→ TRY IT: Scan the material below and copy every line holding the word "user".
++++ RECORDS TO USE
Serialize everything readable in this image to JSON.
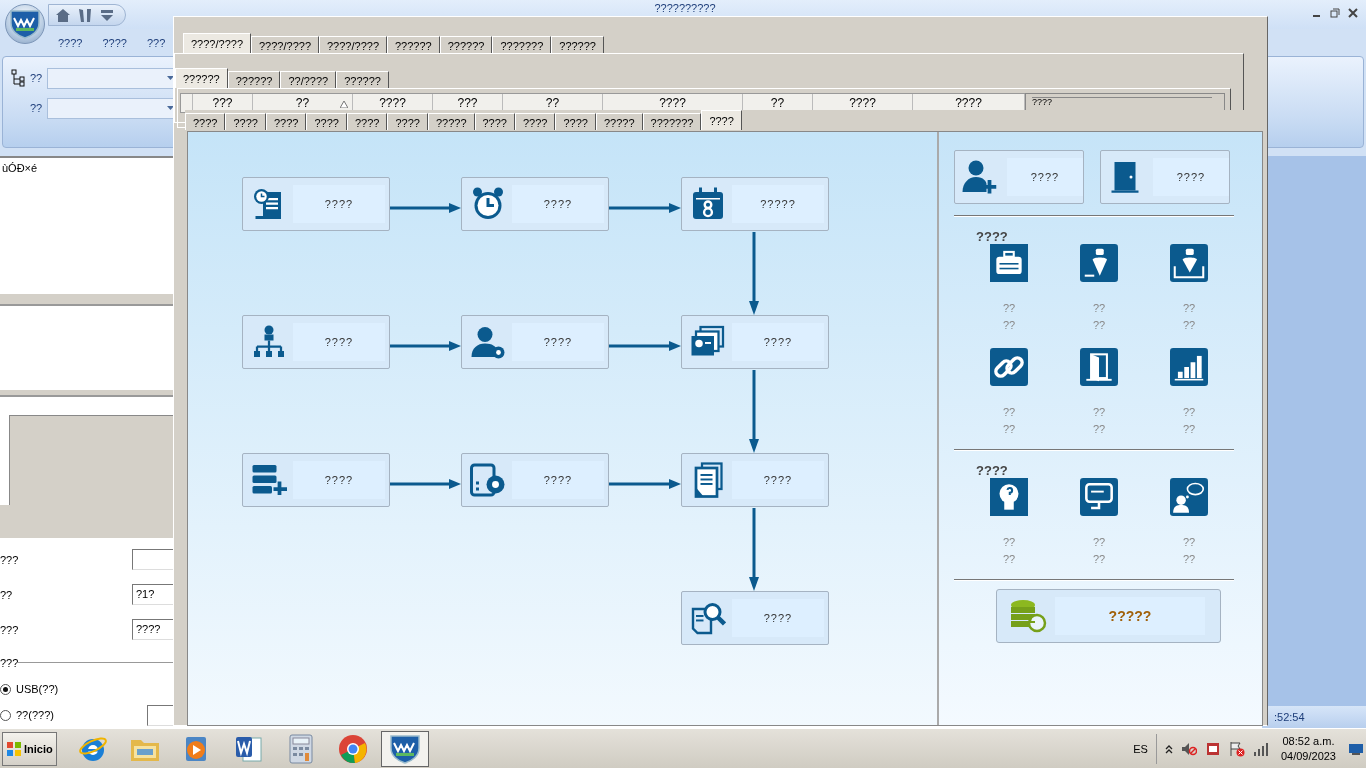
{
  "app": {
    "title": "??????????",
    "menu_tabs": [
      "????",
      "????",
      "???"
    ],
    "ribbon_fields": [
      {
        "label": "??"
      },
      {
        "label": "??"
      }
    ],
    "list_text": "ùÓĐ×é",
    "form_rows": [
      {
        "label": "???"
      },
      {
        "label": "??",
        "value": "?1?"
      },
      {
        "label": "???",
        "value": "????"
      }
    ],
    "radio_group": {
      "title": "???",
      "options": [
        {
          "label": "USB(??)",
          "selected": true
        },
        {
          "label": "??(???)",
          "selected": false
        }
      ]
    },
    "status_time": ":52:54"
  },
  "dialog": {
    "tabs": [
      {
        "label": "????/????",
        "selected": true
      },
      {
        "label": "????/????",
        "selected": false
      },
      {
        "label": "????/????",
        "selected": false
      },
      {
        "label": "??????",
        "selected": false
      },
      {
        "label": "??????",
        "selected": false
      },
      {
        "label": "???????",
        "selected": false
      },
      {
        "label": "??????",
        "selected": false
      }
    ],
    "subtabs": [
      {
        "label": "??????",
        "selected": true
      },
      {
        "label": "??????",
        "selected": false
      },
      {
        "label": "??/????",
        "selected": false
      },
      {
        "label": "??????",
        "selected": false
      }
    ],
    "grid_columns": [
      {
        "label": "???",
        "sorted": false
      },
      {
        "label": "??",
        "sorted": true
      },
      {
        "label": "????",
        "sorted": false
      },
      {
        "label": "???",
        "sorted": false
      },
      {
        "label": "??",
        "sorted": false
      },
      {
        "label": "????",
        "sorted": false
      },
      {
        "label": "??",
        "sorted": false
      },
      {
        "label": "????",
        "sorted": false
      },
      {
        "label": "????",
        "sorted": false
      }
    ],
    "group_label": "????",
    "page_tabs": [
      {
        "label": "????",
        "selected": false
      },
      {
        "label": "????",
        "selected": false
      },
      {
        "label": "????",
        "selected": false
      },
      {
        "label": "????",
        "selected": false
      },
      {
        "label": "????",
        "selected": false
      },
      {
        "label": "????",
        "selected": false
      },
      {
        "label": "?????",
        "selected": false
      },
      {
        "label": "????",
        "selected": false
      },
      {
        "label": "????",
        "selected": false
      },
      {
        "label": "????",
        "selected": false
      },
      {
        "label": "?????",
        "selected": false
      },
      {
        "label": "???????",
        "selected": false
      },
      {
        "label": "????",
        "selected": true
      }
    ],
    "flow_nodes": [
      {
        "kind": "clock-scroll",
        "label": "????"
      },
      {
        "kind": "alarm",
        "label": "????"
      },
      {
        "kind": "calendar",
        "label": "?????"
      },
      {
        "kind": "org",
        "label": "????"
      },
      {
        "kind": "user-gear",
        "label": "????"
      },
      {
        "kind": "id-cards",
        "label": "????"
      },
      {
        "kind": "server-add",
        "label": "????"
      },
      {
        "kind": "calc-gear",
        "label": "????"
      },
      {
        "kind": "documents",
        "label": "????"
      },
      {
        "kind": "doc-search",
        "label": "????"
      }
    ],
    "quick_buttons": [
      {
        "kind": "user-add",
        "label": "????"
      },
      {
        "kind": "door",
        "label": "????"
      }
    ],
    "sections": [
      {
        "title": "????",
        "items": [
          {
            "kind": "briefcase",
            "lines": [
              "??",
              "??"
            ]
          },
          {
            "kind": "pen",
            "lines": [
              "??",
              "??"
            ]
          },
          {
            "kind": "pen-doc",
            "lines": [
              "??",
              "??"
            ]
          },
          {
            "kind": "link",
            "lines": [
              "??",
              "??"
            ]
          },
          {
            "kind": "door-tile",
            "lines": [
              "??",
              "??"
            ]
          },
          {
            "kind": "chart",
            "lines": [
              "??",
              "??"
            ]
          }
        ]
      },
      {
        "title": "????",
        "items": [
          {
            "kind": "bulb",
            "lines": [
              "??",
              "??"
            ]
          },
          {
            "kind": "monitor",
            "lines": [
              "??",
              "??"
            ]
          },
          {
            "kind": "user-chat",
            "lines": [
              "??",
              "??"
            ]
          }
        ]
      }
    ],
    "backup_button": {
      "label": "?????"
    }
  },
  "taskbar": {
    "start": "Inicio",
    "apps": [
      {
        "kind": "ie",
        "selected": false
      },
      {
        "kind": "folder",
        "selected": false
      },
      {
        "kind": "media",
        "selected": false
      },
      {
        "kind": "word",
        "selected": false
      },
      {
        "kind": "calculator",
        "selected": false
      },
      {
        "kind": "chrome",
        "selected": false
      },
      {
        "kind": "shield",
        "selected": true
      }
    ],
    "language": "ES",
    "time": "08:52 a.m.",
    "date": "04/09/2023"
  }
}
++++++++
→ EXPECTED ANSWER:
        "kind": "user-gear",
        "kind": "user-add",
            "kind": "user-chat",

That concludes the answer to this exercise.